**Work item:** Read through the lines below and copy the ones holding the string "охотничьих".

**Data for analysis:**
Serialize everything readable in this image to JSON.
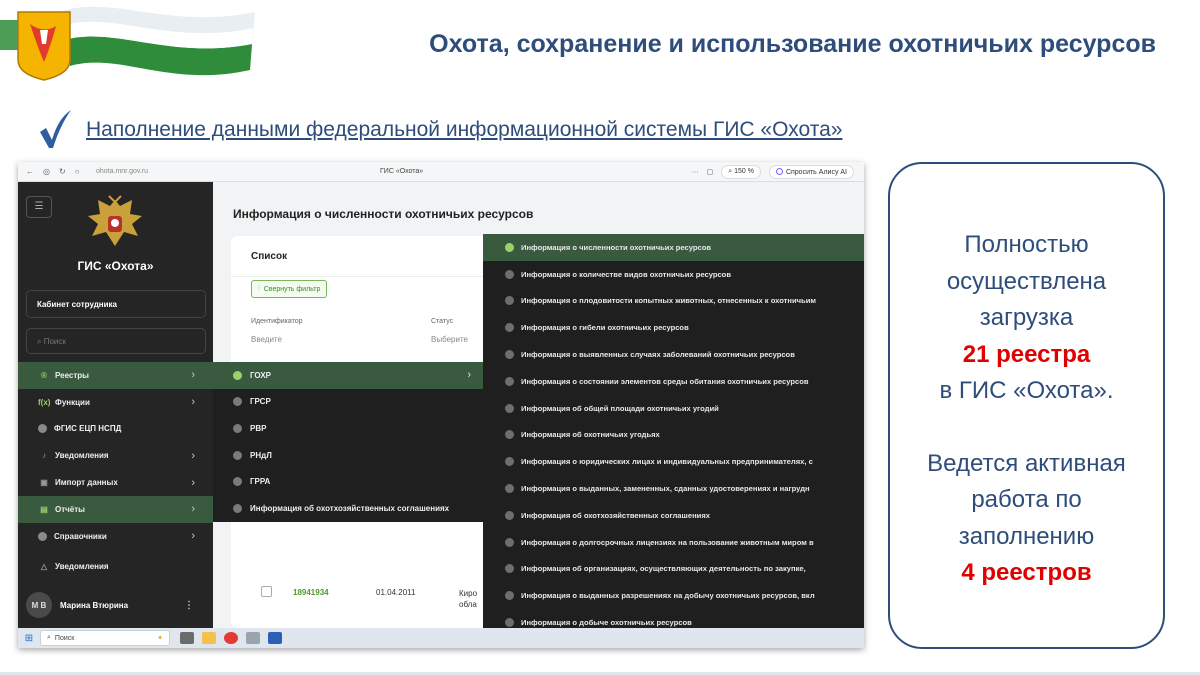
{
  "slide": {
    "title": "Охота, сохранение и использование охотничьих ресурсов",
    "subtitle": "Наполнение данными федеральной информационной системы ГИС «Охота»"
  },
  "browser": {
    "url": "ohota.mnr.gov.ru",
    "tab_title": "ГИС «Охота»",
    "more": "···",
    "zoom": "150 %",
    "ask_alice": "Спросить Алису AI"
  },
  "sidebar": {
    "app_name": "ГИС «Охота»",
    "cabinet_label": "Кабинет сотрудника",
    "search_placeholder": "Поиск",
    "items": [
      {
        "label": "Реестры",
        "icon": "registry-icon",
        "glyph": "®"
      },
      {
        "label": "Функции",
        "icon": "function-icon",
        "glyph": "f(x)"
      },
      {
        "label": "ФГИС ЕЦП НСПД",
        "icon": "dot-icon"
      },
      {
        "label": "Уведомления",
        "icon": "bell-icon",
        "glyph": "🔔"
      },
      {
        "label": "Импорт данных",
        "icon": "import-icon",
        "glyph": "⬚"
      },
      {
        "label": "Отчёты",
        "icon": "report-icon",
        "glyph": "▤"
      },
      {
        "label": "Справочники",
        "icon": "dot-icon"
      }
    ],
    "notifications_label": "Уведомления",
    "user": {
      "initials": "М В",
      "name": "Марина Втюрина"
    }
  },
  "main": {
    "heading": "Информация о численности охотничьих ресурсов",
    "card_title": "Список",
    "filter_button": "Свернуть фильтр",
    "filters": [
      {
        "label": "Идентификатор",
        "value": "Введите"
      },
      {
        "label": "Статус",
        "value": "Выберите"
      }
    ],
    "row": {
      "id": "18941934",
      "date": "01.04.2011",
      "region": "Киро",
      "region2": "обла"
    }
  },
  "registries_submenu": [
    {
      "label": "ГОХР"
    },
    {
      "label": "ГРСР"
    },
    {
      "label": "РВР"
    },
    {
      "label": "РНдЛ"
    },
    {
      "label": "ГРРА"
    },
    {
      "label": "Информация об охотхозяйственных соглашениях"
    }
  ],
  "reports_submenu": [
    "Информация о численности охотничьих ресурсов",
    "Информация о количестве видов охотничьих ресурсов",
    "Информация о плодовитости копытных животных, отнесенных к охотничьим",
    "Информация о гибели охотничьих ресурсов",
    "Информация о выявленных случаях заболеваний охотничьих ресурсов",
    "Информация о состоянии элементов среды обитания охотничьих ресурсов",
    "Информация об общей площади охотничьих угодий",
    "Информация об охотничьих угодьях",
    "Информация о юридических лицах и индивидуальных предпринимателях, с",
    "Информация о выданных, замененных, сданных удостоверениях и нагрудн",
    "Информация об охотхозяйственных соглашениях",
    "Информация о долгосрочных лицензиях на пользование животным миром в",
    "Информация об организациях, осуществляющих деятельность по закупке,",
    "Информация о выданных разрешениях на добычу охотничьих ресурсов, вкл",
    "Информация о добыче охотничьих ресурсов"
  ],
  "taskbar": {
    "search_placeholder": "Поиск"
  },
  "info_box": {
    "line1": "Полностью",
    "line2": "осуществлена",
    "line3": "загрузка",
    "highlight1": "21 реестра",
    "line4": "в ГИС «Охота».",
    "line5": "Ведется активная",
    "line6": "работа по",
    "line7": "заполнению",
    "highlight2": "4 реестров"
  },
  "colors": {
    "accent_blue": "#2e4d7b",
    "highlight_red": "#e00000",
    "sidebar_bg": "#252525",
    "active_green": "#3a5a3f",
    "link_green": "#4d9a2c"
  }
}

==

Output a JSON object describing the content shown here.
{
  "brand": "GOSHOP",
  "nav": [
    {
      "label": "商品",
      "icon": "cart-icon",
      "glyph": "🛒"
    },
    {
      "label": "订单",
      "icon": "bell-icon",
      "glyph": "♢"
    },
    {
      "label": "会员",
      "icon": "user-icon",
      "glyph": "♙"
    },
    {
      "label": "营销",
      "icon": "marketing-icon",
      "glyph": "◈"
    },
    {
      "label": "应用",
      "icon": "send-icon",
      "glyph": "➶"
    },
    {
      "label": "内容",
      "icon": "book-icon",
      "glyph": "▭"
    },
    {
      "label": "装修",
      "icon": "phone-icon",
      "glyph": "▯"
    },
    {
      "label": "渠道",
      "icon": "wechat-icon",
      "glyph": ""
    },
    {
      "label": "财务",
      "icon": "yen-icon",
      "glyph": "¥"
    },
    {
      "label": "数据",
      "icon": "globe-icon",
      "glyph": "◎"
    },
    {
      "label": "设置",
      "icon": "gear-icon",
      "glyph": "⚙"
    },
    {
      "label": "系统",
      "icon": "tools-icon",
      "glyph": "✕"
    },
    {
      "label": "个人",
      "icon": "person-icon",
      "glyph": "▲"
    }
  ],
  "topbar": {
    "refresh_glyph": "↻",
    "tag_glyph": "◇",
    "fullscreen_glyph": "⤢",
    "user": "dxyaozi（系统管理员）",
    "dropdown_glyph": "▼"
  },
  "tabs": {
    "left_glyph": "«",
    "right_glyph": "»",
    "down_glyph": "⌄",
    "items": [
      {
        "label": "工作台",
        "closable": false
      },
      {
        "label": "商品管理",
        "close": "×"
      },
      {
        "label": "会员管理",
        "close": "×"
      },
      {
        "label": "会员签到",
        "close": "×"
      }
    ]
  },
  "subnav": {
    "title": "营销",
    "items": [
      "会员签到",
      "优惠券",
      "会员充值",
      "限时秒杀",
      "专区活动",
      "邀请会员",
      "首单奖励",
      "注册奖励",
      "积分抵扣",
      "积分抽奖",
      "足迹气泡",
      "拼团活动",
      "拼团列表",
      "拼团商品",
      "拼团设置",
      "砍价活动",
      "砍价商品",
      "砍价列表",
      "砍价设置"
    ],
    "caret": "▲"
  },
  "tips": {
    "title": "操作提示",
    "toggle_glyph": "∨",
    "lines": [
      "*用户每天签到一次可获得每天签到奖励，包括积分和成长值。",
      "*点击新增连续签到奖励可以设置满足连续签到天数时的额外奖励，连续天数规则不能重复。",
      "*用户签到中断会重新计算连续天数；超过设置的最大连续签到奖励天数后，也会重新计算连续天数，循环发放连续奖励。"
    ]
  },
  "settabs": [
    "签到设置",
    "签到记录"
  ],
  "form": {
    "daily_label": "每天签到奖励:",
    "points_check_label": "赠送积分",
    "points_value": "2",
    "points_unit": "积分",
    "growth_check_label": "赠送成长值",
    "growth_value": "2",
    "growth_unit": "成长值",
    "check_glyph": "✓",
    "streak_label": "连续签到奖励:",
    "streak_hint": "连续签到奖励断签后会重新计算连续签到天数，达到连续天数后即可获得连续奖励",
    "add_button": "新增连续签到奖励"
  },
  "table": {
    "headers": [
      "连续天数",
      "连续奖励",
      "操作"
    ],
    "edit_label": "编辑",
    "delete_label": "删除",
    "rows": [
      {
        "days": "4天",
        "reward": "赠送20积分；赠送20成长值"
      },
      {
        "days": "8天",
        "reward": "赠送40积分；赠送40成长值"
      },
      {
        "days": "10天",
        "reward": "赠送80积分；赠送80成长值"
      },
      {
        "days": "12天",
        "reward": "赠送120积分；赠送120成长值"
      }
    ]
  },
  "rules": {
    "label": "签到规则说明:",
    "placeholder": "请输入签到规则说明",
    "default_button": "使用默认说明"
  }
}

**Written response:**
    "title": "Охота, сохранение и использование охотничьих ресурсов",
    "heading": "Информация о численности охотничьих ресурсов",
    "Информация о численности охотничьих ресурсов",
    "Информация о количестве видов охотничьих ресурсов",
    "Информация о гибели охотничьих ресурсов",
    "Информация о выявленных случаях заболеваний охотничьих ресурсов",
    "Информация о состоянии элементов среды обитания охотничьих ресурсов",
    "Информация об общей площади охотничьих угодий",
    "Информация об охотничьих угодьях",
    "Информация о выданных разрешениях на добычу охотничьих ресурсов, вкл",
    "Информация о добыче охотничьих ресурсов"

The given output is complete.